Arianna Huffington, of New York City, founder of The Huffington Post, knows firsthand about having so many demands on our time that days feel rushed, which can increase our stress and negatively impact our productivity. She says, “On the flip side, the feeling of having enough time, or even surplus time, is called ‘time affluence.’ Although it may be hard to believe, it’s actually possible to achieve.” Huffington recommends simple steps like getting enough sleep and putting time limits on work and online activities.
Belinda Munoz, a social change activist in San Francisco who blogs at TheHalfwayPoint.net, says, “Time is neutral. We either use it wisely or waste it, so the onus is on us to make it an asset.” Munoz can both let go of stress and be more productive when she blocks out day parts. “When I focus, I shut out interruptions, stop feeling rushed and get my work done with ease,” she says.

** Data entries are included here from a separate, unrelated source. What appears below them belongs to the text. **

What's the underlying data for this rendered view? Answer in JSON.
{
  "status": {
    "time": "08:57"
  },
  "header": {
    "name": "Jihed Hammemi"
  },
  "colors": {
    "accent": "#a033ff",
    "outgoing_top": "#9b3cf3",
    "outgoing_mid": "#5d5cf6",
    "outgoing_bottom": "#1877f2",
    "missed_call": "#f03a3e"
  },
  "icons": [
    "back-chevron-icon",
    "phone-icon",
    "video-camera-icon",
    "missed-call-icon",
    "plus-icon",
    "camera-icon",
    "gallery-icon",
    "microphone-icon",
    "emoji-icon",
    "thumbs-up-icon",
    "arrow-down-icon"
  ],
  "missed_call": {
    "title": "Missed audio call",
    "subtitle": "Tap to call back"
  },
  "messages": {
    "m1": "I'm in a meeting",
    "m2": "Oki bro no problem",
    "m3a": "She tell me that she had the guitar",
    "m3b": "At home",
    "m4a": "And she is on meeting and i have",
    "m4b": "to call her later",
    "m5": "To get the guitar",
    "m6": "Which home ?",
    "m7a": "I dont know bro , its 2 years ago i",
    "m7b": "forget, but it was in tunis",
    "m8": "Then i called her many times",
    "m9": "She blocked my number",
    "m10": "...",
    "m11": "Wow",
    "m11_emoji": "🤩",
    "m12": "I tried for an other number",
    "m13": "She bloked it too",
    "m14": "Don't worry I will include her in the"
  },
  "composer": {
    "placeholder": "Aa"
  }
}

One high-impact way to support personal health is to value food more, says Wann. “We need to spend more of our household budget for food, not less,” he says. “By rearranging both our household and national expenditures, we should give a higher priority to fresh, healthy food and a lower priority to electronic gadgets, shopping, cars, lawns and even vacations. Our overall expenses don’t have to go up, they just need to be realigned with our changing values. By choosing higher quality food and supporting better ways of growing it, we also begin to reshape the American culture.”
The community, rather than the stock market, is the better source of real wealth—both personal and global—says Korten. “Your community economy is part of the glue that binds people together. It’s the key to physical and mental health and happiness.” Giving less control over our financial well-being to Wall Street and more to Main Street will help us think in terms of livelihoods, instead of mere jobs. For Korten, this equates to not only how we make money to live, but also how we live—valuing our homes, communities and natural environment.

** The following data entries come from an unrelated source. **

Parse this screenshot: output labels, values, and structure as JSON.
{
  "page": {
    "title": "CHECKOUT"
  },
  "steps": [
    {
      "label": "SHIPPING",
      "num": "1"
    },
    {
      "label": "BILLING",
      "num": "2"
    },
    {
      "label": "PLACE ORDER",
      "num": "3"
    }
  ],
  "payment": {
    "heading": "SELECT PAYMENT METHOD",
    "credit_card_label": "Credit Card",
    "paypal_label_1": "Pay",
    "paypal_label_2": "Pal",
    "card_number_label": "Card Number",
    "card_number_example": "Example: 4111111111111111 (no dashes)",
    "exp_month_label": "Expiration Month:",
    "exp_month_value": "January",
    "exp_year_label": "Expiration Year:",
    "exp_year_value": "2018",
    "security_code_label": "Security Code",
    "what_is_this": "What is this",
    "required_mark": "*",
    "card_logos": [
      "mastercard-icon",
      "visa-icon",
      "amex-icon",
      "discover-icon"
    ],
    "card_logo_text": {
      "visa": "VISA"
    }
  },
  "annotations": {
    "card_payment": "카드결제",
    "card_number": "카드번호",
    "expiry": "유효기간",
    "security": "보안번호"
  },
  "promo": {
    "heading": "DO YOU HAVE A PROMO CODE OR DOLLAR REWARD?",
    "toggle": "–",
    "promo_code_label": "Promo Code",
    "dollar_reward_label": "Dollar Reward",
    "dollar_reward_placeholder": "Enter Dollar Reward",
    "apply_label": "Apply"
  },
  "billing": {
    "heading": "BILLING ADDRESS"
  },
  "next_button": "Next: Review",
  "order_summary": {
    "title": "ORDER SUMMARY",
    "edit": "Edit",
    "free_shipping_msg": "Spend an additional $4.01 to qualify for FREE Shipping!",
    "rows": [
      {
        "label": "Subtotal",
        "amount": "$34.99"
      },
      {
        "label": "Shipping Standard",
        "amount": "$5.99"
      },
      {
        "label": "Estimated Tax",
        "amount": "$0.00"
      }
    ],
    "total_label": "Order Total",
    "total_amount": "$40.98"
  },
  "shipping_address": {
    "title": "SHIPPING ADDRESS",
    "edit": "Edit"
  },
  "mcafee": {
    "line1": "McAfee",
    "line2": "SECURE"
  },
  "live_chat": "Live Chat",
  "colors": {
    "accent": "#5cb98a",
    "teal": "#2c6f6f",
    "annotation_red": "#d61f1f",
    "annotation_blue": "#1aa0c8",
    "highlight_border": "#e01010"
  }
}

Priceless social capital comes from investing our time and money in local communities. Korten observes how, when freely and wisely spent, these efforts can lower crime rates, make schools more productive and help economies function better. Korten cites Oakland, California’s Well- Being in Business Lab, which works with the Greater Good Science Center at the University of California, Berkeley, to provide local communities with a research-based model for prosperity. In socially abundant communities and nations, individuals don’t have to earn as much money to be comfortable, because their quality of life is partly provided by the strength of social bonds.
Heeding the Call to Change
Finding and doing what “lights us up” will bring us abundance, says David Howitt in Heed Your Call. The Portland, Oregon, Meriwether Group entrepreneur maintains that finding our heroic purpose (that heart-centered thing we feel we were meant to do) is the first step toward true wealth. Howitt says the secret is in one small word: and. Instead of choosing either/or, our world expands with “and.” He urges us to integrate the intuitive and analytic parts of ourselves: “poet and professional, prophet and profit, soul and success.” It’s not just about philanthropy, but about truly making your community and your world a better place through your work, he says. “You’re doing good in the world, and when you live that way, money follows you.”
Judith Fertig blogs about living well at AlfrescoFoodAndLifestyle.blogspot.com from Overland Park, Kansas.